The revival of “Made in Japan” products. That is the mission of online fashion commerce startup Factelier. Having launched back in October of 2012, it eliminates the middle-man in fashion distribution by working directly with manufacturing factories. The resulting products can be purchased at one third the price of department stores.

At the time of launch, Factelier leveraged Japanese crowdfunding service Campfire, hoping to raise just 300,000 yen (or about $3,000). But eventually it brought in over 1,100,000 yen (about $11,400) from over 70 supporters. The company’s very first partner was a factory in Kumamoto prefecture called Hitoyoshi, which works with over 74 worldwide brands.

Factelier is seeing an ever-increasing demand from its customers and continues to add new products every month. The most recent product was a polo shirt selling for 7,350 yen (or about $74). It has an estimated market price of about 13,000 yen (an estimate based on the initial costs, equal to about $130). These shirts are manufactured in collaboration with a factory called Seiko, well-known for its state of the art sewing technology.

Factelier-poloshirtIn recent years, the rate of clothing products made in Japan has dropped by a whopping 45% compared to 1990. There are many reasons behind this decline, but the emergence of a low-budget fashion market and the strong yen have definitely had an impact. As a result, the industry is seeing layoffs of highly skilled workers, and many factories are even closing. But by connecting factories directly with consumers at an appropriate price, many of them will be able to secure sales and revenue they would otherwise miss.

The company behind Factelier is Lifestyle Accent, and its founder Toshio Yamada was born into a family business that sold women’s clothes. He grew up with “made in Japan” quality clothes and studied abroad in France. He has experience in working at a luxury brand (Gucci in Paris) and has also worked in the online fashion commerce field. Yamada tells us:

70% of our customers are in their 30s and 40s. People find that our original products, produced in collaboration with [quality] factories, are great for gifts as well. All of our customers have one thing in common: they are looking for high quality products and care less about the brand name.
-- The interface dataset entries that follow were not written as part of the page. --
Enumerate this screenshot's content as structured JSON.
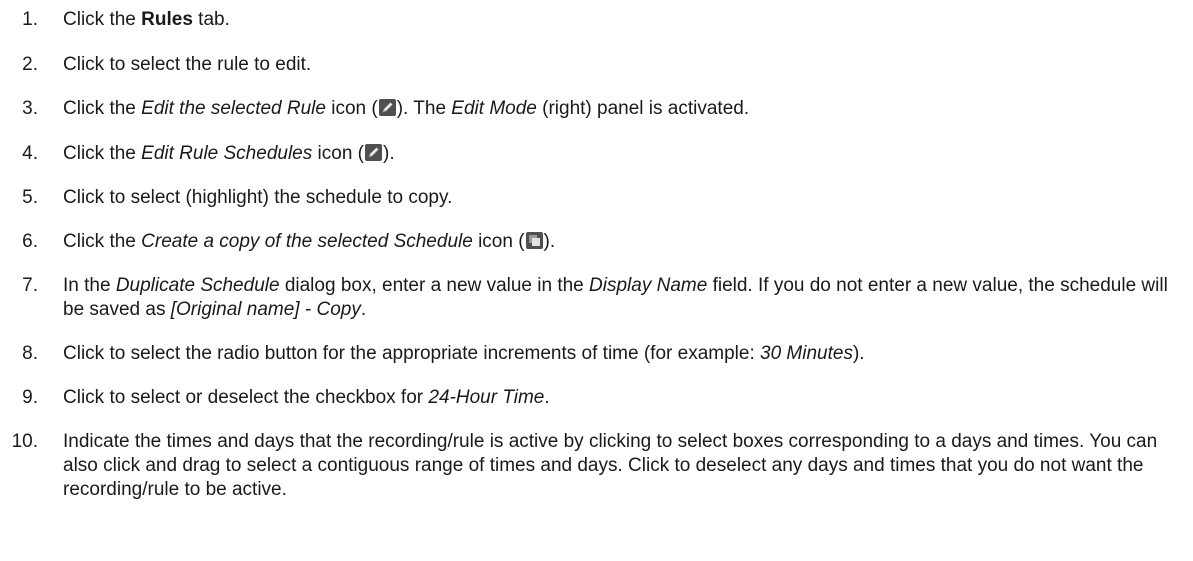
{
  "steps": [
    {
      "number": "1.",
      "parts": [
        {
          "t": "Click the "
        },
        {
          "t": "Rules",
          "s": "b"
        },
        {
          "t": " tab."
        }
      ]
    },
    {
      "number": "2.",
      "parts": [
        {
          "t": "Click to select the rule to edit."
        }
      ]
    },
    {
      "number": "3.",
      "parts": [
        {
          "t": "Click the "
        },
        {
          "t": "Edit the selected Rule",
          "s": "i"
        },
        {
          "t": " icon ("
        },
        {
          "icon": "pencil-icon"
        },
        {
          "t": "). The "
        },
        {
          "t": "Edit Mode",
          "s": "i"
        },
        {
          "t": " (right) panel is activated."
        }
      ]
    },
    {
      "number": "4.",
      "parts": [
        {
          "t": "Click the "
        },
        {
          "t": "Edit Rule Schedules",
          "s": "i"
        },
        {
          "t": " icon ("
        },
        {
          "icon": "pencil-icon"
        },
        {
          "t": ")."
        }
      ]
    },
    {
      "number": "5.",
      "parts": [
        {
          "t": "Click to select (highlight) the schedule to copy."
        }
      ]
    },
    {
      "number": "6.",
      "parts": [
        {
          "t": "Click the "
        },
        {
          "t": "Create a copy of the selected Schedule",
          "s": "i"
        },
        {
          "t": " icon ("
        },
        {
          "icon": "copy-icon"
        },
        {
          "t": ")."
        }
      ]
    },
    {
      "number": "7.",
      "parts": [
        {
          "t": "In the "
        },
        {
          "t": "Duplicate Schedule",
          "s": "i"
        },
        {
          "t": " dialog box, enter a new value in the "
        },
        {
          "t": "Display Name",
          "s": "i"
        },
        {
          "t": " field. If you do not enter a new value, the schedule will be saved as "
        },
        {
          "t": "[Original name] - Copy",
          "s": "i"
        },
        {
          "t": "."
        }
      ]
    },
    {
      "number": "8.",
      "parts": [
        {
          "t": "Click to select the radio button for the appropriate increments of time (for example: "
        },
        {
          "t": "30 Minutes",
          "s": "i"
        },
        {
          "t": ")."
        }
      ]
    },
    {
      "number": "9.",
      "parts": [
        {
          "t": "Click to select or deselect the checkbox for "
        },
        {
          "t": "24-Hour Time",
          "s": "i"
        },
        {
          "t": "."
        }
      ]
    },
    {
      "number": "10.",
      "parts": [
        {
          "t": "Indicate the times and days that the recording/rule is active by clicking to select boxes corresponding to a days and times. You can also click and drag to select a contiguous range of times and days. Click to deselect any days and times that you do not want the recording/rule to be active."
        }
      ]
    }
  ]
}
We are doing very well right now and seeing a steady increase in demand.

Factelier supports international shipping using EMS. But currently its website is only available in Japanese.